Work item:
Report each line of the records where "button" occurs.

Items from an interface collection:
▽
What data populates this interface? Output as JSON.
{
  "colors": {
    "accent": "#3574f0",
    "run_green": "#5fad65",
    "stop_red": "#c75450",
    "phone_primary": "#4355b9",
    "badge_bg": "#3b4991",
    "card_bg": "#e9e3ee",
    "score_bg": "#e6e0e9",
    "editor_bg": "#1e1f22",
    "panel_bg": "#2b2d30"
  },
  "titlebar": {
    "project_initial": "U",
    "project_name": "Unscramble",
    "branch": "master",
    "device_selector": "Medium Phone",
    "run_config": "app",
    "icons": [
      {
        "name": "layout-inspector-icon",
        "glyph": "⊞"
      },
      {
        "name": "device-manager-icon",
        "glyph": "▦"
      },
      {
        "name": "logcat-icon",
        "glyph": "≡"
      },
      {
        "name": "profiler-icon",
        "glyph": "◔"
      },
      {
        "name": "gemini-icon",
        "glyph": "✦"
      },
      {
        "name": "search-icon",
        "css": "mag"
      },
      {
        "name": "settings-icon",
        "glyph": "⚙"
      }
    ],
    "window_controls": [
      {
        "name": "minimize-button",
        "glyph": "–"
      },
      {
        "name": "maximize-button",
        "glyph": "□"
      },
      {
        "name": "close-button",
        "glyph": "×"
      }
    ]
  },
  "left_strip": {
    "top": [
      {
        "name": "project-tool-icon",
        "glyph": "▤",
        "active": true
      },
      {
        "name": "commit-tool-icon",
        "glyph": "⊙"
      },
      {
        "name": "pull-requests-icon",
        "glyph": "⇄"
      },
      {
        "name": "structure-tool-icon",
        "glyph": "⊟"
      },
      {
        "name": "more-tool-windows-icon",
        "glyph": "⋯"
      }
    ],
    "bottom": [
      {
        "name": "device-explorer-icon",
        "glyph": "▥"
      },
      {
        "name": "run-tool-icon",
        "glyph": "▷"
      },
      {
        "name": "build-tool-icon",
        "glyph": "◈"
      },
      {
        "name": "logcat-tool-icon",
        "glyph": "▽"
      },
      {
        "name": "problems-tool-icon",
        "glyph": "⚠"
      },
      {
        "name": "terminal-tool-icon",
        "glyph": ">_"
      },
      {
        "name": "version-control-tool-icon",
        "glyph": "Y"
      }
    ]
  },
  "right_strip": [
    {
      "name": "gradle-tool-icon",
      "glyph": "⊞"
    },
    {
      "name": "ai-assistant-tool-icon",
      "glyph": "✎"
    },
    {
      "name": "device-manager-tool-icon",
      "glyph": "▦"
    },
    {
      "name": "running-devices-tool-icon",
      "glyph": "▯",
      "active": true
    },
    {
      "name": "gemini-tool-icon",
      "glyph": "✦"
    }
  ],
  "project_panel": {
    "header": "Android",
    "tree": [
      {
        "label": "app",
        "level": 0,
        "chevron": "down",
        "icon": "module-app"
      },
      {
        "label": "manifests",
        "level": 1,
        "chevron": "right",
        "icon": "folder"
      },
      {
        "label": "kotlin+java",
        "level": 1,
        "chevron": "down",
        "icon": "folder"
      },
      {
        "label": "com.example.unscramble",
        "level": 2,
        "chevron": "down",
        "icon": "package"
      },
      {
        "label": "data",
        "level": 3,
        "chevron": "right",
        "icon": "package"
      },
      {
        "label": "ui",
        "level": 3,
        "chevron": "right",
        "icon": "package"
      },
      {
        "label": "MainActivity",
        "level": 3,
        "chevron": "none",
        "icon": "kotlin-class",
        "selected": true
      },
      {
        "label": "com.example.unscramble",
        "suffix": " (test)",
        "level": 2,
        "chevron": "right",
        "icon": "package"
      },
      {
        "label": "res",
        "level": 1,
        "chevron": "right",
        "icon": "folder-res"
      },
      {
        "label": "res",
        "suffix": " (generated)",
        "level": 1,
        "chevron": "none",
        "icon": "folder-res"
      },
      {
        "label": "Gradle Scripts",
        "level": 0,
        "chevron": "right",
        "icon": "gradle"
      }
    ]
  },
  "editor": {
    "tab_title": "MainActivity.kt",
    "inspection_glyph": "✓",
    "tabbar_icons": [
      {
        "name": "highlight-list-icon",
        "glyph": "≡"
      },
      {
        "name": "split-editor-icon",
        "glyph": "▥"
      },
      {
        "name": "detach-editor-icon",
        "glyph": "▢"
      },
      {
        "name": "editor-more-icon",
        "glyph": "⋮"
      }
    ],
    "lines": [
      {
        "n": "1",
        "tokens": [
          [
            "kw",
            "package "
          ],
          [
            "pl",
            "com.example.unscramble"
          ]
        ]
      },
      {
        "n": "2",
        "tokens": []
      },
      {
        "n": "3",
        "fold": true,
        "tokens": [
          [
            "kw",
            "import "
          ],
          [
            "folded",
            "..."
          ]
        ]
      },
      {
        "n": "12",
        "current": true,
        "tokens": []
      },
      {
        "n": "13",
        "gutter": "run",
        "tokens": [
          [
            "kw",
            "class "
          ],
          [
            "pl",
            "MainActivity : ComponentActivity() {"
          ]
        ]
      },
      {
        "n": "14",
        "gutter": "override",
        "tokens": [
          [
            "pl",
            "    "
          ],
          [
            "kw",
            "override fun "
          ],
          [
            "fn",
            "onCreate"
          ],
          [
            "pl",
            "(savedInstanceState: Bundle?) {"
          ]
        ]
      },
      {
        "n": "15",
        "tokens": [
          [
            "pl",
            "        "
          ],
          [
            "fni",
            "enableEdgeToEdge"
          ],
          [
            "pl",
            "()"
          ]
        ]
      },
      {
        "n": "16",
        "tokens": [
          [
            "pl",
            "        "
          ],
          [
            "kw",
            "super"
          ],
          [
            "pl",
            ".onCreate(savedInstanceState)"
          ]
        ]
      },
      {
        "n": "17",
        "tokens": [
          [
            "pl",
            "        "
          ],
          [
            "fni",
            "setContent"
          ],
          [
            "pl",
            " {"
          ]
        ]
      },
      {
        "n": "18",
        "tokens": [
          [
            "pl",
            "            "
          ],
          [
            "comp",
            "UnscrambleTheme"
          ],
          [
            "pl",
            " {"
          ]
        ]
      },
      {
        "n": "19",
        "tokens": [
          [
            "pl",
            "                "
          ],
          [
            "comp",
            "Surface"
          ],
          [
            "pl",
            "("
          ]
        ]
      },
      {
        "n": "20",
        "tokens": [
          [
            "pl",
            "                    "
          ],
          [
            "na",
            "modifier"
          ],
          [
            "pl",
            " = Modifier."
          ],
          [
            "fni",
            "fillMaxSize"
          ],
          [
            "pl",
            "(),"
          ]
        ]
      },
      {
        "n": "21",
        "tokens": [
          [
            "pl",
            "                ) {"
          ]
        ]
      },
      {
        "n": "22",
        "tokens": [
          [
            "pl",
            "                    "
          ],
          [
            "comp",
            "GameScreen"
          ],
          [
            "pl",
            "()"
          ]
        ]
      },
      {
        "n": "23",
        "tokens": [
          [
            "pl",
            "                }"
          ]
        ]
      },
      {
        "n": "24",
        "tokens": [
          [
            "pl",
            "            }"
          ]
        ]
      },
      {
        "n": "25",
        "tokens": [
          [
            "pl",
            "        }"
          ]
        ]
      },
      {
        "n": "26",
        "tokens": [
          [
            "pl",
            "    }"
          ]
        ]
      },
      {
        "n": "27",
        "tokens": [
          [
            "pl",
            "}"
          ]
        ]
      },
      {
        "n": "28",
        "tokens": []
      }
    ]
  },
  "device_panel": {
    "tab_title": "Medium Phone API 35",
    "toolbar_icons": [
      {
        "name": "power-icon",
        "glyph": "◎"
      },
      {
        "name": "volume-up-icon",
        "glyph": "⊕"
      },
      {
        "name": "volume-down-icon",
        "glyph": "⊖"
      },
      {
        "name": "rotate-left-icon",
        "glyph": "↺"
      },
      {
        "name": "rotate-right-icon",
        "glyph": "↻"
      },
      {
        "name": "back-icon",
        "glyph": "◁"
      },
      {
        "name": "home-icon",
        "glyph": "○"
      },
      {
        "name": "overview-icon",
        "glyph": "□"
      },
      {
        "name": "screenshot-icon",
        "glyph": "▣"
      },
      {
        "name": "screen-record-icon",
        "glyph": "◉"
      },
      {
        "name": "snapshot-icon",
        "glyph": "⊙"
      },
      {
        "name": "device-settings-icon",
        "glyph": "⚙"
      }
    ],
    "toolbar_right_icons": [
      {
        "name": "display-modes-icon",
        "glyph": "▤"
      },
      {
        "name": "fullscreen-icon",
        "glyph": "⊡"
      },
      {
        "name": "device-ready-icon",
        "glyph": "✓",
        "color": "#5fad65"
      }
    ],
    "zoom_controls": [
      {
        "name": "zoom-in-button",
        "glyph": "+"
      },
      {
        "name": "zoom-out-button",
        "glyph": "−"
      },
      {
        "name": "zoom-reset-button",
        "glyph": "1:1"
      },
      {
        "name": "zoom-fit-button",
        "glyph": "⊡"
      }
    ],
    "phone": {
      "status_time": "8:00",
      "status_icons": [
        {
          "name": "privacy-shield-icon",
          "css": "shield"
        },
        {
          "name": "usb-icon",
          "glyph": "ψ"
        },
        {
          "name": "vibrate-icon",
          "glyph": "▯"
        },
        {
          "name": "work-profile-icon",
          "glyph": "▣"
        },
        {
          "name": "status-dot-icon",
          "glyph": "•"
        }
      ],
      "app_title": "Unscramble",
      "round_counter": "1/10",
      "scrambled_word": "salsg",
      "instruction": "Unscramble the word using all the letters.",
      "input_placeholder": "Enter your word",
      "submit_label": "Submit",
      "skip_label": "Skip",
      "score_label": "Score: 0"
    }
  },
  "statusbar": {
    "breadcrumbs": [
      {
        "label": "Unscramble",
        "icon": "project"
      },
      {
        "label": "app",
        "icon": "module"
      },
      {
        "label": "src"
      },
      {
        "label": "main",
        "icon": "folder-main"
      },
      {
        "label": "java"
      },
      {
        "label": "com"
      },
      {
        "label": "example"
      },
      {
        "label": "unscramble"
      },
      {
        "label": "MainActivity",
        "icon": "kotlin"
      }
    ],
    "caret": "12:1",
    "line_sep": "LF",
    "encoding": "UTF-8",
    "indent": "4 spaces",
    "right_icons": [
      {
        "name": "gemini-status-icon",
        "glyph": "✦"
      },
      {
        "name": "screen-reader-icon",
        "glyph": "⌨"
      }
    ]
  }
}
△
Exercise output:
        "name": "minimize-button",
        "name": "maximize-button",
        "name": "close-button",
        "name": "zoom-in-button",
        "name": "zoom-out-button",
        "name": "zoom-reset-button",
        "name": "zoom-fit-button",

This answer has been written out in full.